HSBC revealed yesterday that its has injected £1bn into its British pension funds, becoming the second major bank this month to tackle its yawning deficit. The top-up - some £700m from the parent company, with £300m siphoned from British operations - almost halves its £2.1bn shortfall.
Earlier this month HBOS, the country's biggest mortgage lender, set aside a similar amount and pledged to plug a £1.8bn pension shortfall within a decade.
Banks, like many other major British companies, saw their pension funds dwindle as stock markets fell between 2000 and 2003. At the same time, life expectancy is rising.
A study by Lord Turner of Ecchinswell, commissioned by the Government, recommended that the retirement age be lifted from 65 to 69 to meet a £57bn shortfall.
HSBC's payment eased a deficit in the retirement funds largely inherited from Midland Bank, which it scooped for £3.9bn in July 1992. The final-salary scheme, which was closed to new entrants in 1996, has about 106,000 members. Later this month, the trustees of the scheme will discuss what to do with the remainder of the deficit.
Aspokesman for HSBC said: "We are committed to ensuring that our pension funds are properly supported and have taken this action to demonstrate this commitment."
HSBC's British bank employs 55,000 workers and is expected to contribute pre-tax profits of about £3.2bn this year. Overall, HSBC - the world's second-biggest bank after Citigroup - is slated to notch up pre-tax profits of almost £12bn in 2005.
The retirement plans of workers at many of Britain's top companies have been thrown into doubt.
Directors of the rat-catcher Rentokil Initial were dubbed "vermin" this week after unveiling plans to scrap its final-salary pension scheme for existing employees. The attack, made by Derek Simpson, the general secretary of the union Amicus, came as experts warned that Rentokil was likely to be the first of many companies to renege on pension commitments.

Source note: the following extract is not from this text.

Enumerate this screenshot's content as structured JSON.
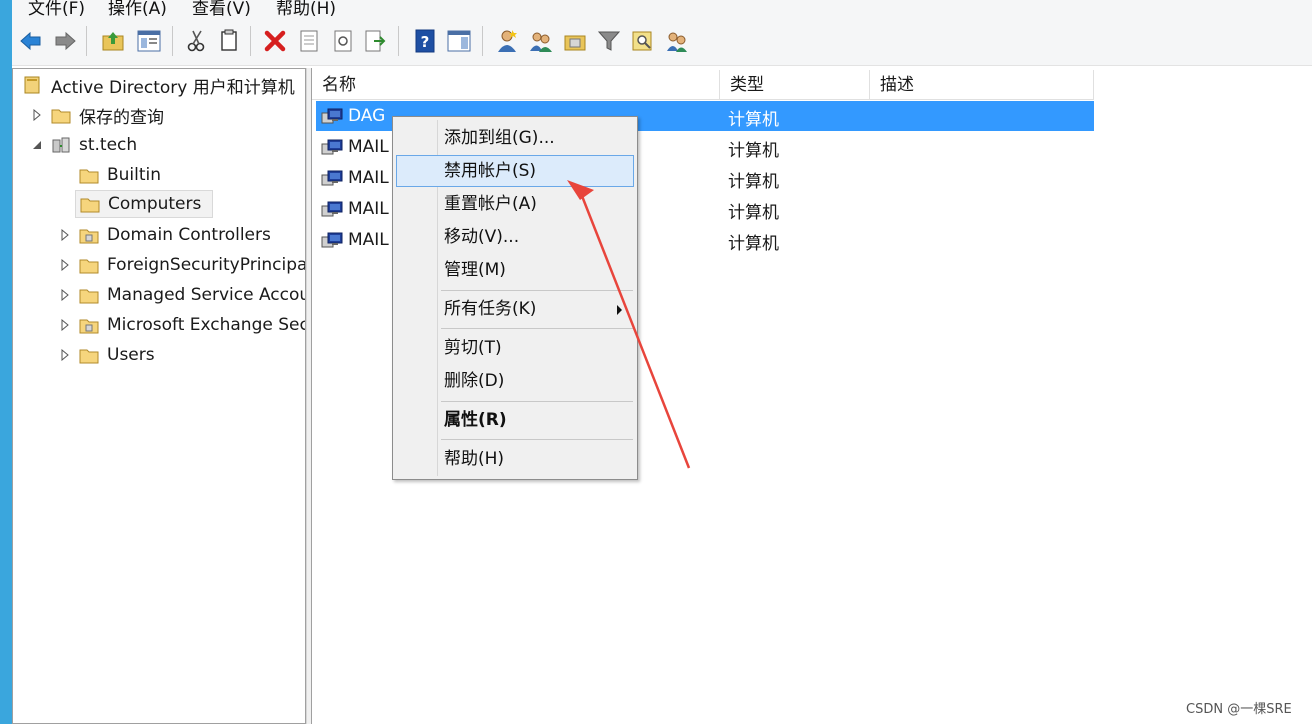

HSBC said yesterday that it had no plans to follow Rentokil's lead, but the National Association of Pension Funds said it was aware of several other large companies that were considering a similar move.
British Airways, which has one of the biggest pension deficits compared with its market value, is consulting employees over how to address its black hole.
The FTSE 100 companies are estimated to have a collective deficit of about £40bn. Lloyds TSB, Royal Bank of Scotland, BT, BAE Systems and Unilever all have pension-fund black holes deeper than £2.8bn.
The retirement income of Britain's 2 million private-sector workers who have a final-salary pension scheme is under threat.Reuse content